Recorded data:

[Start of Attachment]

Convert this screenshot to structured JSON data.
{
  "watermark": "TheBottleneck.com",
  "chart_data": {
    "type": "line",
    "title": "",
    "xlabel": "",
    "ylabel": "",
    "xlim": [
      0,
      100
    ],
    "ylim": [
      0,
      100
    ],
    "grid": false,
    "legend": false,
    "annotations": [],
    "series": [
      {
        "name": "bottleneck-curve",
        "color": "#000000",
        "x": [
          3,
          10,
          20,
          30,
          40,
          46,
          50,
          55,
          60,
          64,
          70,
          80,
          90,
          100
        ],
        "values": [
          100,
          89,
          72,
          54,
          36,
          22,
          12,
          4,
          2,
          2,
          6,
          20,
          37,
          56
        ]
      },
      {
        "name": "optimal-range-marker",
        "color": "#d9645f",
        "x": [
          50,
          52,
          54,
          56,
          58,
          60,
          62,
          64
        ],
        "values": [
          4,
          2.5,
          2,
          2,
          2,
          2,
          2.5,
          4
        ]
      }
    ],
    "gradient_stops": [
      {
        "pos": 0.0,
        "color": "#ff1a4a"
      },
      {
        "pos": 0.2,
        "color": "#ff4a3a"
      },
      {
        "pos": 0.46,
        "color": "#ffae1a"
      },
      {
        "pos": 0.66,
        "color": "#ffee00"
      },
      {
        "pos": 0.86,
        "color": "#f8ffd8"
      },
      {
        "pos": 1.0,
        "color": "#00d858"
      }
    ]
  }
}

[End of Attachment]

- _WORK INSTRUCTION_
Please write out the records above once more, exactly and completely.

- _WRITTEN RESPONSE_
Convert this screenshot to structured JSON data.
{
  "watermark": "TheBottleneck.com",
  "chart_data": {
    "type": "line",
    "title": "",
    "xlabel": "",
    "ylabel": "",
    "xlim": [
      0,
      100
    ],
    "ylim": [
      0,
      100
    ],
    "grid": false,
    "legend": false,
    "annotations": [],
    "series": [
      {
        "name": "bottleneck-curve",
        "color": "#000000",
        "x": [
          3,
          10,
          20,
          30,
          40,
          46,
          50,
          55,
          60,
          64,
          70,
          80,
          90,
          100
        ],
        "values": [
          100,
          89,
          72,
          54,
          36,
          22,
          12,
          4,
          2,
          2,
          6,
          20,
          37,
          56
        ]
      },
      {
        "name": "optimal-range-marker",
        "color": "#d9645f",
        "x": [
          50,
          52,
          54,
          56,
          58,
          60,
          62,
          64
        ],
        "values": [
          4,
          2.5,
          2,
          2,
          2,
          2,
          2.5,
          4
        ]
      }
    ],
    "gradient_stops": [
      {
        "pos": 0.0,
        "color": "#ff1a4a"
      },
      {
        "pos": 0.2,
        "color": "#ff4a3a"
      },
      {
        "pos": 0.46,
        "color": "#ffae1a"
      },
      {
        "pos": 0.66,
        "color": "#ffee00"
      },
      {
        "pos": 0.86,
        "color": "#f8ffd8"
      },
      {
        "pos": 1.0,
        "color": "#00d858"
      }
    ]
  }
}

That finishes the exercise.